EXERCISE BRIEF
Find the lines in these entries that include the word "structured" and state how many there are, with no other words.

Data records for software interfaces
--- START ---
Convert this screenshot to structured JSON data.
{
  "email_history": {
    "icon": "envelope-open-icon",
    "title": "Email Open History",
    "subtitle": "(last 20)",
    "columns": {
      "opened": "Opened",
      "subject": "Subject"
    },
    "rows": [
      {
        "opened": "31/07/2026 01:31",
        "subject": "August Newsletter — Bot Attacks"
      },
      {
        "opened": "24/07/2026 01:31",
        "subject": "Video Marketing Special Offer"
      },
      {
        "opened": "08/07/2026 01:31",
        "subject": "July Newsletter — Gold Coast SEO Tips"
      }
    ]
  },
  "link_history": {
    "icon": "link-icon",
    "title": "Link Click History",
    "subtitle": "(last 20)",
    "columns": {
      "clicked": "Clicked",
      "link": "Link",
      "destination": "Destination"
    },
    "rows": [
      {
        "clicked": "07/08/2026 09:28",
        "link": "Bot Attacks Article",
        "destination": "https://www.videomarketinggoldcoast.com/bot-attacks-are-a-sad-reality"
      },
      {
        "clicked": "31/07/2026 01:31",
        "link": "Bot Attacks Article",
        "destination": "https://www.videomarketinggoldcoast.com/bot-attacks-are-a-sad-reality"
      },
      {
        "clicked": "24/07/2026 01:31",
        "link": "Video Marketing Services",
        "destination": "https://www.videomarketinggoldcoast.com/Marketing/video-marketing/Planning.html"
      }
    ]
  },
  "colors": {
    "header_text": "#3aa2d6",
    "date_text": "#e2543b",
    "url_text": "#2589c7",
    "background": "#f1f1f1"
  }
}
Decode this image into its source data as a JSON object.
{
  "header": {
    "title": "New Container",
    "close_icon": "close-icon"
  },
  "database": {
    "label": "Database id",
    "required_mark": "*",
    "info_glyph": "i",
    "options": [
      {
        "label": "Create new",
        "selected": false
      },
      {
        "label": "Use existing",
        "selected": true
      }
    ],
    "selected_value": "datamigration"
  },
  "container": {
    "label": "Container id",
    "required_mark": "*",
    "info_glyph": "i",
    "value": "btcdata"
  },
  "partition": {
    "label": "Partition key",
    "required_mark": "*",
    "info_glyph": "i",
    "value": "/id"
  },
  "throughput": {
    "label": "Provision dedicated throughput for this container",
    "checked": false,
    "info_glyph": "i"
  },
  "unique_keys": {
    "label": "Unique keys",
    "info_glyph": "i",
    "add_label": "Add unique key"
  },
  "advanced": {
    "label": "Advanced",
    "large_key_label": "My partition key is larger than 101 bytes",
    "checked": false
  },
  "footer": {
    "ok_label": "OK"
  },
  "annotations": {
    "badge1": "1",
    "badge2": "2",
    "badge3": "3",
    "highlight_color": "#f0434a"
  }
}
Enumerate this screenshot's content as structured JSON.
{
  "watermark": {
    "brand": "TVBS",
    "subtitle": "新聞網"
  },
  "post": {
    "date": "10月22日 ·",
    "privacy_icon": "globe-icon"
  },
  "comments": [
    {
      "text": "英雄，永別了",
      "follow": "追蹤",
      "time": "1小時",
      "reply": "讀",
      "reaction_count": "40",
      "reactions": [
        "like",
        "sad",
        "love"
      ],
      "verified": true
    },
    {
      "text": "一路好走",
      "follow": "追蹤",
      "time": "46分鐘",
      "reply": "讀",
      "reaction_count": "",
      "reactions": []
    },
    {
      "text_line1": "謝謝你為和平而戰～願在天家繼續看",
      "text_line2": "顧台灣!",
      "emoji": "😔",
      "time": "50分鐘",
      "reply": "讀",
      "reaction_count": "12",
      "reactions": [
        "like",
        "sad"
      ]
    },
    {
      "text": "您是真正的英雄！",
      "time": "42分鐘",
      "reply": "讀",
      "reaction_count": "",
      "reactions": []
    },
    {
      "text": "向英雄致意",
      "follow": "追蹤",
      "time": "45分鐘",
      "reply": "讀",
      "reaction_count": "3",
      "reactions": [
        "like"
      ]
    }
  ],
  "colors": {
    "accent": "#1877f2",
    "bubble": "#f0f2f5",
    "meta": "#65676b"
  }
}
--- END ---
EXERCISE RESPONSE
2